There are lots of guidelines about what young children should eat, but advice on what kids should drink is sparse and inconsistent. With the mind-boggling number of drinks available on store shelves for young children, parents can be understandably confused. But help has arrived. A collaboration among several health organizations has resulted in a set of guidelines on what kids should — and should not — drink.
What kids drink is almost as important as what they eat. Beverages can be a considerable source of calories and nutrients so helping kids acquire a taste for healthy beverages will steer them toward healthy choices that can last a lifetime and contribute to their good health.
The guidelines were developed after an extensive review of scientific research, current guidelines from health organizations and reports on beverage consumption in early childhood by representatives from the Academy of Nutrition and Dietetics, American Academy of Pediatric Dentistry, American Academy of Pediatrics and the American Heart Association in conjunction with Healthy Eating Research, an organization that supports research to promote good nutrition among children.
Here's a concise summary:
Between 6 and 12 months, babies should continue drinking breast milk or infant formula. When solid foods are added to the diet, plain water should be introduced in small quantities so the baby can get used to the flavor. It’s not time for fruit juice yet.
From age one to two years, babies need whole milk because of the many nutrients it contains. They also need plain water for hydration. While it’s okay to offer a very small amount of fruit juice, a toddler should not consume more than a half cup per day. Juice should be 100 percent fruit juice, not a fruit drink that contains added sugar, and it doesn’t hurt to dilute it with water. Even better, offer small pieces of fruit, this provides more nutrients.
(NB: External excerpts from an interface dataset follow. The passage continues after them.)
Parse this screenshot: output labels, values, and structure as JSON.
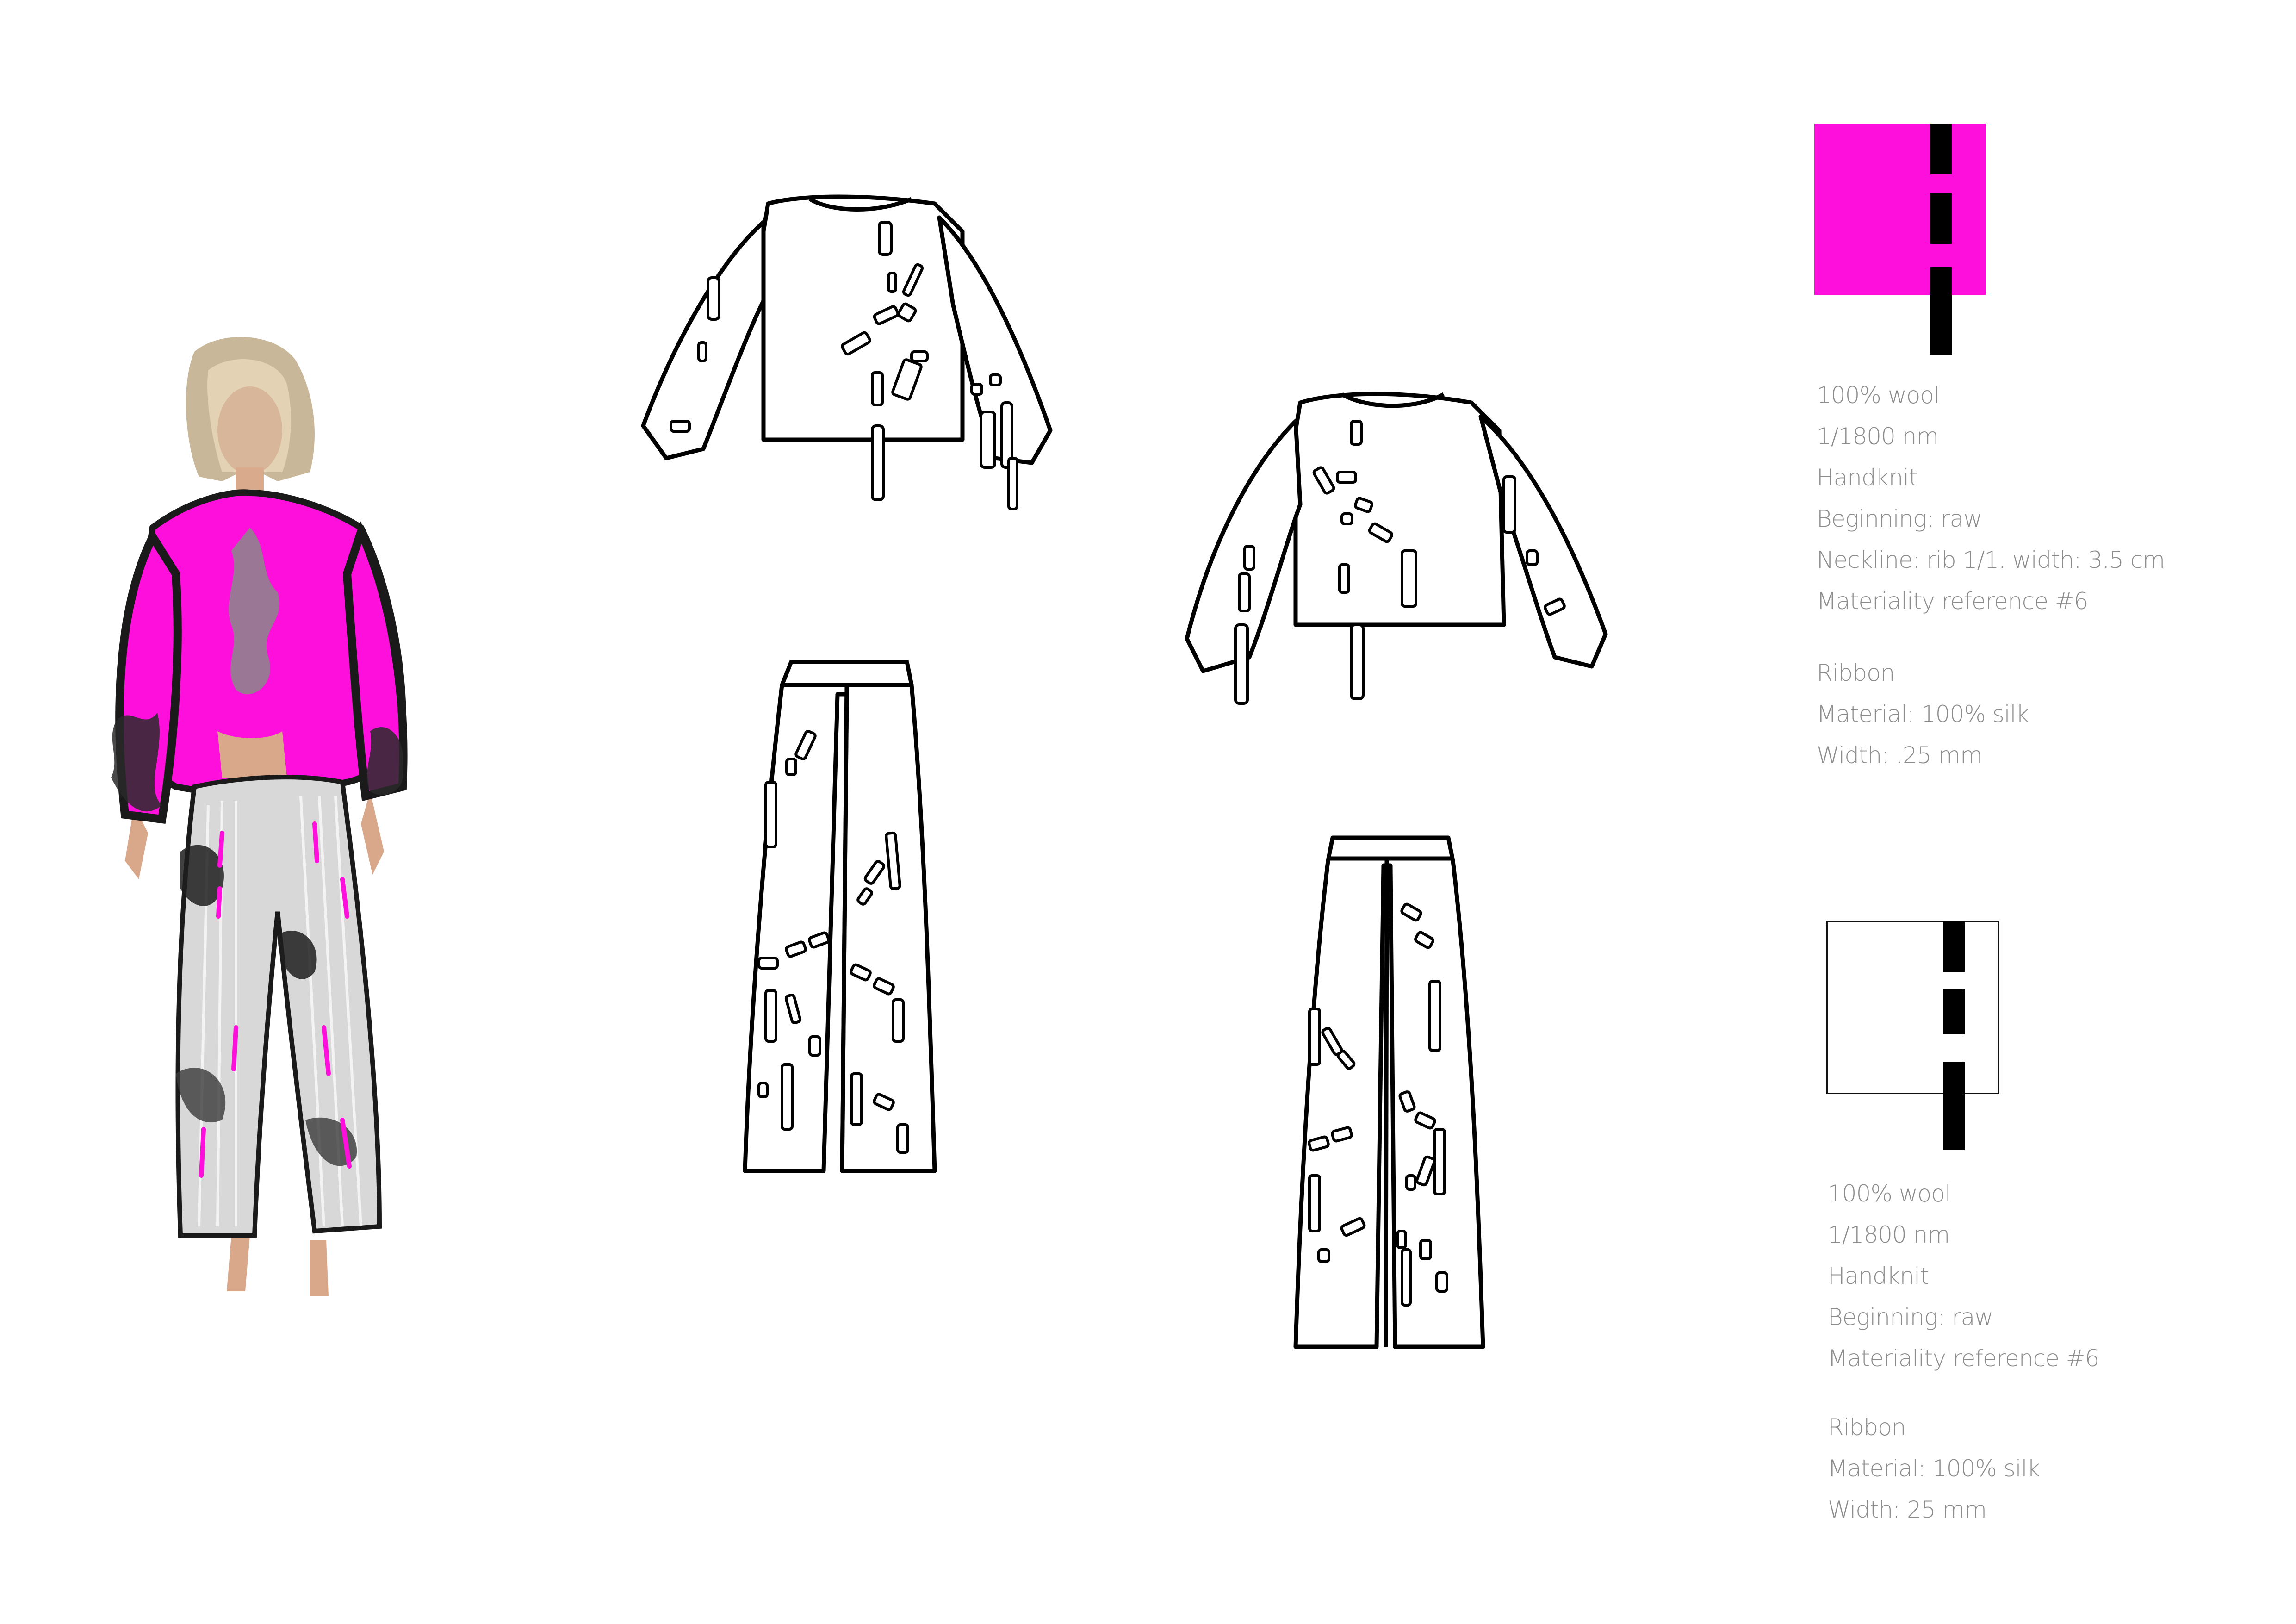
{
  "colors": {
    "swatch_primary": "#ff0fdb",
    "swatch_secondary": "#ffffff",
    "ribbon": "#000000",
    "outline": "#000000",
    "spec_text": "#8c8c8c"
  },
  "illustration": {
    "figure": "fashion-illustration",
    "flats": [
      "top-front-flat",
      "trousers-front-flat",
      "top-back-flat",
      "trousers-back-flat"
    ]
  },
  "spec_primary": {
    "lines": [
      "100% wool",
      "1/1800 nm",
      "Handknit",
      "Beginning: raw",
      "Neckline: rib 1/1. width: 3.5 cm",
      "Materiality reference #6"
    ],
    "ribbon_lines": [
      "Ribbon",
      "Material: 100% silk",
      "Width: .25 mm"
    ]
  },
  "spec_secondary": {
    "lines": [
      "100% wool",
      "1/1800 nm",
      "Handknit",
      "Beginning: raw",
      "Materiality reference #6"
    ],
    "ribbon_lines": [
      "Ribbon",
      "Material: 100% silk",
      "Width: 25 mm"
    ]
  }
}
From two to five years, a child’s go-to beverages should be milk and water. It is best to provide nonfat or one percent milk at this time. Water should be used to satisfy thirst. Fruit juice can be given in small amounts, but diluting it with water is preferable. Four- and five-year-olds should be limited to six ounces of juice a day. Again, fresh fruit is best.
Parents can do their children a big favor by delaying the introduction of other beverages until kids have developed the healthy habits of drinking their milk and satisfying their thirst with plain water.
The guidelines caution against serving beverages that are marketed to parents or target young children and provide no particular nutritional value. Avoid serving these to children who are five years old and younger:
Children age five and under should only drink milk and water with very limited amounts of fruit juice, preferably diluted with water. It should be noted that some experts disagree with even limited amounts of fruit juice.
To be effective, it's also important that parents get grandparents and other caregivers on board with these new guidelines. That may be the hardest part.
To read the full guidelines, print out informational sheets, and watch a set of short, parent-focused videos, go to the Healthy Drinks, Healthy Kids website.